In his sophomore season, Indiana guard Jordan Hulls, the 2009 Indiana Mr. Basketball from Bloomington South, emerged as a full-time starter and became much more of a scorer and a more integral part of the offense. On a full-season basis (here is his Yahoo page, with game log), Hulls nearly doubled his scoring (6.4 to 11.1), dramatically increased his number of shots per game (5 to 8), and held steady on three point shooting (40 to 41, a modest increase). Hulls nearly doubled his assists per game (1.5 to 2.9) with only a modest increase in turnovers (.6 to .9 per game). His excellent free throw shooting got even better, going from 80 to 91 percent.
As with Christian Watford, however, the grind of the Big Ten season seems to have had an effect on Hulls, and the apples-to-apples comparison of his freshman and sophomore seasons in Big Ten play. Here is his StatSheet page with Big Ten stats only. First, Hulls playing time and role in the offense (possessions used increased from 13 percent to 19 percent) increased. Early in the season, when Hulls was plugging a long at greater than 50 percent shooting from three point range, the constant cry from here and other quarters was that Hulls needed to shoot more. Obviously, Tom Crean and Hulls saw that as well, and Hulls was more aggressive as the season transpired. As would have been expected, Hulls's percentages dipped, but the extent of the drop made his season a bit more of a mixed bag than it could have been.

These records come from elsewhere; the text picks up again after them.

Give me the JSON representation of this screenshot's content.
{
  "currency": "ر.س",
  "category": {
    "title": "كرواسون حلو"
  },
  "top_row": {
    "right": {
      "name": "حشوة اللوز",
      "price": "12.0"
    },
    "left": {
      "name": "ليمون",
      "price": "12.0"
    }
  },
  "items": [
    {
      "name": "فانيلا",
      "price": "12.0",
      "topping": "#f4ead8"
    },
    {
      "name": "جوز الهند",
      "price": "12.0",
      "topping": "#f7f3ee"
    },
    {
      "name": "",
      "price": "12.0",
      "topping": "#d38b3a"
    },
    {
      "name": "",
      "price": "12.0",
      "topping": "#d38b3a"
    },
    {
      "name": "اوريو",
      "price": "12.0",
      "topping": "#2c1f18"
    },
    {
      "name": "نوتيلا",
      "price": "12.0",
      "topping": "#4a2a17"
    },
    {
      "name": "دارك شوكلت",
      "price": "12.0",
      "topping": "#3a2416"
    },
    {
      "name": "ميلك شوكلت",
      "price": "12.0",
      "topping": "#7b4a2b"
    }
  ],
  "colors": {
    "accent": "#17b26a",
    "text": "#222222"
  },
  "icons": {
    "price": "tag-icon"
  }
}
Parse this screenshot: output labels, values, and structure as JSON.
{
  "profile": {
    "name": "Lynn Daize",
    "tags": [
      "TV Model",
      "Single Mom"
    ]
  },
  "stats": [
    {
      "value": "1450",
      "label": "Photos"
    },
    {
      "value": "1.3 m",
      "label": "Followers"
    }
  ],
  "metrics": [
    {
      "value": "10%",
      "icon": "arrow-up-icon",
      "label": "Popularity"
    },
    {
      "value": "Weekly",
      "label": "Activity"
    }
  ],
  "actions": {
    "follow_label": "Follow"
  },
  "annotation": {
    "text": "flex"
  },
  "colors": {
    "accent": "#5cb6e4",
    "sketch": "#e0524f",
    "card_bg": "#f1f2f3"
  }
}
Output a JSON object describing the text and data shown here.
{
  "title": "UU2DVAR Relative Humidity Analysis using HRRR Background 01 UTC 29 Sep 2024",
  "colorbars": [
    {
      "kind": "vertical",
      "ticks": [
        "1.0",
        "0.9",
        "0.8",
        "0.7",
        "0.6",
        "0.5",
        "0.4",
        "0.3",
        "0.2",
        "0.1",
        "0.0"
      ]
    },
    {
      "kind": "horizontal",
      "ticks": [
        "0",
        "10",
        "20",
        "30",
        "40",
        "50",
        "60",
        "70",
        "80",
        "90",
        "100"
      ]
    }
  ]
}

First, it is obvious that Hulls became more comfortable taking the ball inside and trying to create his own shot. In his freshman season, 85 of Hulls's 113 Big Ten field goal attempts were three pointers. In 2011, Hulls held close to steady in number of three point attempts, but he had 177 field goal attempts overall, meaning just over half of his attempts were from inside the arc. (Also, while most IU fans heard all about this as the season transpired, he was 35-35 from the line in Big Ten play this season, which is incredible). He improved his two point shooting percentage from 45 to 54 percent. Unfortunately, despite what felt for most of the season like a year of great progress for Hulls was dampened statistically by a late-season shooting slump. Hulls actually declined pretty significantly in his three point shooting percentage in Big Ten play, from 38.8 to 34.9. His last really impressive three point shooting game was the game that in many respects ended it all for the 2011 Hoosiers, the come-from-ahead home loss to Iowa. At that point, Hulls was 22-53 from behind the arc, about 41.5 percent, but he shot only 7-30 from deep in IU's final seven regular season games. Still, considering the increased share of the offense shouldered by Hulls, his sophomore season has to be considered progress.
IU fans justifiably are excited about the arrival of Cody Zeller and Austin Etherington, but neither will provide Hulls any help at the point. Hulls is a reliable ballhandler and a great shooter. The big question mark, of course, is whether Hulls can be a productive ball handler. Will he develop the strength to continue taking the ball inside to create his own shot? Can he become more of a distributor, and improve his number of assists and his ability to get to the line? It will be fun to see Hulls as a senior with a true point guard, Yogi Ferrell, but absent a late 2011 addition, improvement at the position in 2011-2012 will have to come from Hulls himself. Given his improvement from year one to year two, I think that is a realistic possibility.